 It doesn't take a fog for the railroad crossings to pose some fascination, though.
 Some interesting angles. Did you realize how high those lights stand?
 We have had one major trip where the railroad was the main experience of the journey rather than just the mode of transportation. One does not set out on the Transiberian Railway to simply get from one place to another. The Transiberian Railway is an experience in itself. At every station there would be people gathered on the platform for a variety of reasons. Some are traveling.
 Some are selling goods to the passengers. This lady has fresh berries. One compartment mate hopped off the train at an early morning stop and brought us breakfast pastries. (His name was Slas and he looked like Arnold Schwarzenegger.) At one stop, we could have purchased chandeliers or stemware from workers from the local glassworks, who received part of their salaries in goods.
The Transiberian Railway stretches from Moscow to Vladivostok. We traveled about half of that way.
 We traveled by train while we were in the UK as well. Not quite as exotic, unless you might be looking for Platform 9 3/4 at Charing Cross Station.
 The awesome architecture looks like it is ready to swallow up the trains.
 They could be off to Hogwarts, but then, apparently I may have the wrong station, as Harry and his friends left from Kings Cross.
This notice board as we traveled from Wales to London was a bit distressing, though our own train was traveling and on time. I forget what the reason for the cancelled routes.
It was not as alarming as the experience in Novosibirsk, Russia, though. We were dropped off by taxi at the train station with no escort as we usually had when leaving or arriving at a city. We entered the station to look for our scheduled departure on the departure board (which we would have had to sound out in its Cyrillic letters) and found nothing but wires hanging out of the board. Trains were being announced. In Russian. Ours was late and no one spoke English. Our thirty words of Russian were not very helpful. It is one of the adventures of foreign travel.
I have chosen this image from our UK travel as my header. It just speaks that thousand words that a picture is worth. It was taken as we left Edinburgh.
The rest of the header challenge crew are linked in my sidebar. Visit them and check out their railroads.

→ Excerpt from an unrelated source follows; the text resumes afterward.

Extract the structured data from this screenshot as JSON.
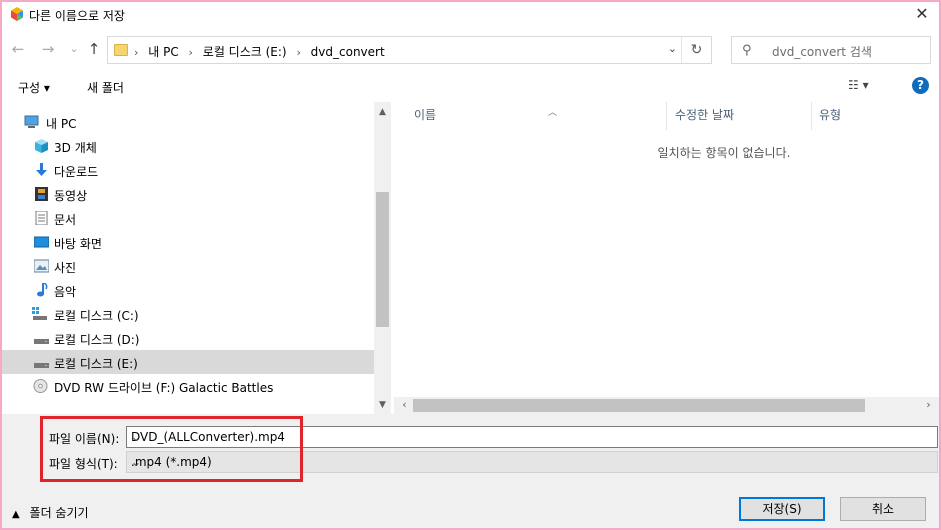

By the way, "that" is spelled T-H-A-T whether you have any Rs available or not.


Craver Vii said...

Excellent! This post is exactly what I hoped to find for this theme. :-)

Liz Hinds said...

I love train travelling! Though I don't get to do much of it.

And those foggy photos are great.

This Is My Blog - fishing guy said...

Very interesting look at the land of railroad. Did you run into any walls trying to find that 9 3/4 landing?

Lew said...

Sometimes my fingers put extra letters in words and I hit two keys fairly often, but I do not remember spelling "that" with an "r". You have been on some interesting railroads! Did you go through the tunnel or take one of the other options?

Katney said...

We went through A tunnel, but I am not sure it was that exact one.

Christine said...

Love it, Kathy. I love your header, too--it does speak a thousand words! And what adventures you've had! I really liked seeing all the places you've been.